Rachel muttered, “Oh, Jesus!” Her hand came out.
“You’re gonna trash that song.”
“No.” Laurel hunkered down, peered through the flap, and saw by the light of the thrust screen that the space was barely big enough for two short people to stretch out. More likely, draw up knees and face the walls (if tents had walls), neither of them able to uncramp a leg without waking the other. She’d bought the tent brand new, expecting to use it alone. The cooler was new. The windbreaker and hiking shoes were new.
“Why would you buy stuff?” Rachel had asked. She’d meant, how can you spend money, when you haven’t got any?
Because this is the only thing I’ve done for ages, the only place I’ve gone. I like spending money.
“No,” Laurel repeated, sighing and clambering in. “It’s okay.”
She tugged her pack to the entry and began unstrapping her own bedroll. “I love that song. I was sixteen or something, when it first came on the radio. I thought it was the most beautiful thing I’d ever heard.”
“You better cancel your notifications.”
“Rachel, they don’t control me. I don’t change my life for them. And how could I call the police? Who are they? Maybe not the Free Landers. It’s just these little spates they go through, inventing things, stupid name-calling that’s too cowardly to even be name-calling. It’s all kind of train-wrecky, you know? I figure they’re just giving themselves guilty knowledge…I’ll be in the nursing home one day, and they’ll still be out there, twitching when something reminds them…I mean, one of ’em might grow up and run for sheriff, or something.”
“I don’t know what to think about you.”
“Then don’t. Just don’t worry.”
She appreciated what Rachel was doing—what she thought she was doing—too much to start something sisterly, competitive and carping.

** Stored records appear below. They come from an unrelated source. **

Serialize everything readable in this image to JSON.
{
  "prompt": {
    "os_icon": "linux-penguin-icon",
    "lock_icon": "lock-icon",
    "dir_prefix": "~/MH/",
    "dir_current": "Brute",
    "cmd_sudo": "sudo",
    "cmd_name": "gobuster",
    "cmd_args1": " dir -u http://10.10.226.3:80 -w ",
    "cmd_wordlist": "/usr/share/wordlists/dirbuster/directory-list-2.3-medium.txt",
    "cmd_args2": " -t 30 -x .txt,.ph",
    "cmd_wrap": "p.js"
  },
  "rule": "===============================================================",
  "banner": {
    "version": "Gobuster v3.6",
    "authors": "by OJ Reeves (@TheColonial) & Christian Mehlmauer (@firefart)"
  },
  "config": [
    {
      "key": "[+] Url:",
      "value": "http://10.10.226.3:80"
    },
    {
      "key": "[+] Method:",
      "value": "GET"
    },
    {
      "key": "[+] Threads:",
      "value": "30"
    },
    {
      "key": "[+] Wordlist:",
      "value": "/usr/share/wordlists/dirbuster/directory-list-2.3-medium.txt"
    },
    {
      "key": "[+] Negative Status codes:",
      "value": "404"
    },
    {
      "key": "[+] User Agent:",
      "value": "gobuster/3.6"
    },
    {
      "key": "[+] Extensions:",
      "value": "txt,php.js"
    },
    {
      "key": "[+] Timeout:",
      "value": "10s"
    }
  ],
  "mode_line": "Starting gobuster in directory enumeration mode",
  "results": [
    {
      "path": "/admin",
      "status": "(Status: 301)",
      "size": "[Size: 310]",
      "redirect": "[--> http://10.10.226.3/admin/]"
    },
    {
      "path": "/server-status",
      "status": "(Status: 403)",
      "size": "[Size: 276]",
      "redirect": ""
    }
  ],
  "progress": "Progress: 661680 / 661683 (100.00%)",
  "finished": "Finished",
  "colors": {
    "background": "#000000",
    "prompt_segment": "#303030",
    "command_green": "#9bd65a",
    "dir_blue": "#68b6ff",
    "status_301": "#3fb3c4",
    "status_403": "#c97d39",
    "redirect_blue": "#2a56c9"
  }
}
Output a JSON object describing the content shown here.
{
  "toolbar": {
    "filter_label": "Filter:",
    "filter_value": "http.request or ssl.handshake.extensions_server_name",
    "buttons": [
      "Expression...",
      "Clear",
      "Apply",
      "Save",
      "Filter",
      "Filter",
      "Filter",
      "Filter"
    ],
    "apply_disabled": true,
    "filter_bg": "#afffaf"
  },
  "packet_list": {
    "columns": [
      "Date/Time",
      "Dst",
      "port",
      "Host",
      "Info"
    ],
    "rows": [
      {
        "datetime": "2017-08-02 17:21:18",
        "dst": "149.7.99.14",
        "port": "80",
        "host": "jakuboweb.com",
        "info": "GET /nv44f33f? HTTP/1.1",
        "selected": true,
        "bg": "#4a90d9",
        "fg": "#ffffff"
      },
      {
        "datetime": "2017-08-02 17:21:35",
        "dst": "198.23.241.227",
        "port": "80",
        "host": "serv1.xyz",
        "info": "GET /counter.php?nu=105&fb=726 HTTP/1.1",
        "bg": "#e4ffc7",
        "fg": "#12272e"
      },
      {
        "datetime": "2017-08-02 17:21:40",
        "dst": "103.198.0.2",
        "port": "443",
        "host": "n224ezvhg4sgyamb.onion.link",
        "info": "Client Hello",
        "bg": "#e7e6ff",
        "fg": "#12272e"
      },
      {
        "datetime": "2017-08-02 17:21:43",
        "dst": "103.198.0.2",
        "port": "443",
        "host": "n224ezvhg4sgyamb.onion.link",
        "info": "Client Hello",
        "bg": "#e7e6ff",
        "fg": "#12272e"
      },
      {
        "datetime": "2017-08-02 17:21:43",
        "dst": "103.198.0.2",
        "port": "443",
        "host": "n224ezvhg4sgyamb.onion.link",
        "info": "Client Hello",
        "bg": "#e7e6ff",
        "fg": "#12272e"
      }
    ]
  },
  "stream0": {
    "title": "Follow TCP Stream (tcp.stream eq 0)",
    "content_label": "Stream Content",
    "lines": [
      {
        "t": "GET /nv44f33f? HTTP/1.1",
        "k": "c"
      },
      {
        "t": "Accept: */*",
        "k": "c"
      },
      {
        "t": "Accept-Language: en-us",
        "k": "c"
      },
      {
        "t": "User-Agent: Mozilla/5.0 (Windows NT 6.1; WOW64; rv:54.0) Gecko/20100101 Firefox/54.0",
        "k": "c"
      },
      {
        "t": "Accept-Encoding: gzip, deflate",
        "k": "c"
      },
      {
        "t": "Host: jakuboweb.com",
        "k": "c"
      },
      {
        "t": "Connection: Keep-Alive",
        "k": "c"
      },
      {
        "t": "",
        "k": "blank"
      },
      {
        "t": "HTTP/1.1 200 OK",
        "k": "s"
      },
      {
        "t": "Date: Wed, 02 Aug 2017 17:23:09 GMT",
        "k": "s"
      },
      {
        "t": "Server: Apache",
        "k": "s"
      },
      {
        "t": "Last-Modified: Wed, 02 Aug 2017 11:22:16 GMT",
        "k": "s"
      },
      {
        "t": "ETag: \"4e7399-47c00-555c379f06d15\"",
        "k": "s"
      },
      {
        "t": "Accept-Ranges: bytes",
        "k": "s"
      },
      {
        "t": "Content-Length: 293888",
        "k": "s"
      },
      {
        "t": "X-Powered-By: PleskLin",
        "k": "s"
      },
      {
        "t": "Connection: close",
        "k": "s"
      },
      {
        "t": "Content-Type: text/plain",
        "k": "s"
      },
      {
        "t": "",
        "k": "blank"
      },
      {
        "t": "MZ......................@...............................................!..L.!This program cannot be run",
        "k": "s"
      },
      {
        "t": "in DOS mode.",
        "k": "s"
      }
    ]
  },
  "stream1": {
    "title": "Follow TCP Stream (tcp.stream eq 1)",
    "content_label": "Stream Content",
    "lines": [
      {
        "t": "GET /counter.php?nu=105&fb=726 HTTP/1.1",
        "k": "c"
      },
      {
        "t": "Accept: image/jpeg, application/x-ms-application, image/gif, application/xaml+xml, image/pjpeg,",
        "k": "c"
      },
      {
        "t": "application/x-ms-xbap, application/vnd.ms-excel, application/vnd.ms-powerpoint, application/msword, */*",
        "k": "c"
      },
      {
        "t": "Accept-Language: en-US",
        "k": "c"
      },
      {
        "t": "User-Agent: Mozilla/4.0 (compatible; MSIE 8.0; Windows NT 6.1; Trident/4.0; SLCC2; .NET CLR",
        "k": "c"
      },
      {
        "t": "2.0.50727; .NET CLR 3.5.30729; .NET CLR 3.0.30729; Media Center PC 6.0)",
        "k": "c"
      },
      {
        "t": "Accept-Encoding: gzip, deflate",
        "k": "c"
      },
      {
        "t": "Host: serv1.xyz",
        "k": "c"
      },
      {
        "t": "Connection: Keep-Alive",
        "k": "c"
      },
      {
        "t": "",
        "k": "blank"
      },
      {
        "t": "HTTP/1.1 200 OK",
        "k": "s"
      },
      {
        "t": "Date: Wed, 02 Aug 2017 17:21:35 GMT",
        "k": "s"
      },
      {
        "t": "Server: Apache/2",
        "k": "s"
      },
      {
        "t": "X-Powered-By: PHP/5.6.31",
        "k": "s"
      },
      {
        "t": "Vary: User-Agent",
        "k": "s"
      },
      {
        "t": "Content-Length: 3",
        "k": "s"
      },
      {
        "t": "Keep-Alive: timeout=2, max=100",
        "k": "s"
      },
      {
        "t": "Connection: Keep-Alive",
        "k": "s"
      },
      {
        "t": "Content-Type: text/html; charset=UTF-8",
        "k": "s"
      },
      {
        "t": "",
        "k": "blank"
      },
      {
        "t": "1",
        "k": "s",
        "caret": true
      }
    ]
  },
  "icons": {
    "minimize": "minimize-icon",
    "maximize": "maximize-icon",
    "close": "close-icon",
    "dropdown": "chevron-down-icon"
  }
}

They were only half-related.
Laurel had once, eighteen or nineteen herself (Nixon had been president then, the laundry room’s black and white TV the only one there was to watch), let Rachel, five years old, camp out in her apartment. Laurel was the adult, unassailable.
Now Rachel was the adult, her bossiness relentless after Debbie had died. She’d told Laurel what to bring to the supper, what to wear to the service, and what her stepmother had wanted her to have.
Laurel saw her Dad squirm in his recliner, digging out his pen-knife to slit the wax paper on a package of graham crackers. On the coffee table (rings scored deep in the blond varnish) was a tub of peanut butter; vanilla sandwich cookies for dipping. Debbie’s marshmallow fudge. Bottles of root beer—root beer, not everyday Coke—for Christmas. Popcorn.
She was not dreaming, just remembering.
“Hey,” she said.
She’d kept her hiking boots on…this seemed like sense if it was going to thunder, and they might have to head back to the car. In the space of half the tent’s floor, the endeavor got out of hand in a hurry, stealth moves Laurel tried, pushing herself to her knees.
“Jesus, I’m not asleep. We’ve only been in here five minutes.”
And, having disentangled her feet from her sleeping bag, for two or three minutes more Laurel was able to sit alone, outside on the cooler, thinking of poor Debbie, her Dad—of how the bog resembled a glowing bowl, so much light of civilization to be seen everywhere along the horizon. The rain had stopped.
Rachel crawled out.
“Is that lightning? I think it’s flashing over there.”
“Do you wanna go? I mean…we would just have to stick to the path. I guess I didn’t really notice how far we came in.”
“No.” Rachel said. “Hey what?”
(copyright 2017 Stephanie Foster)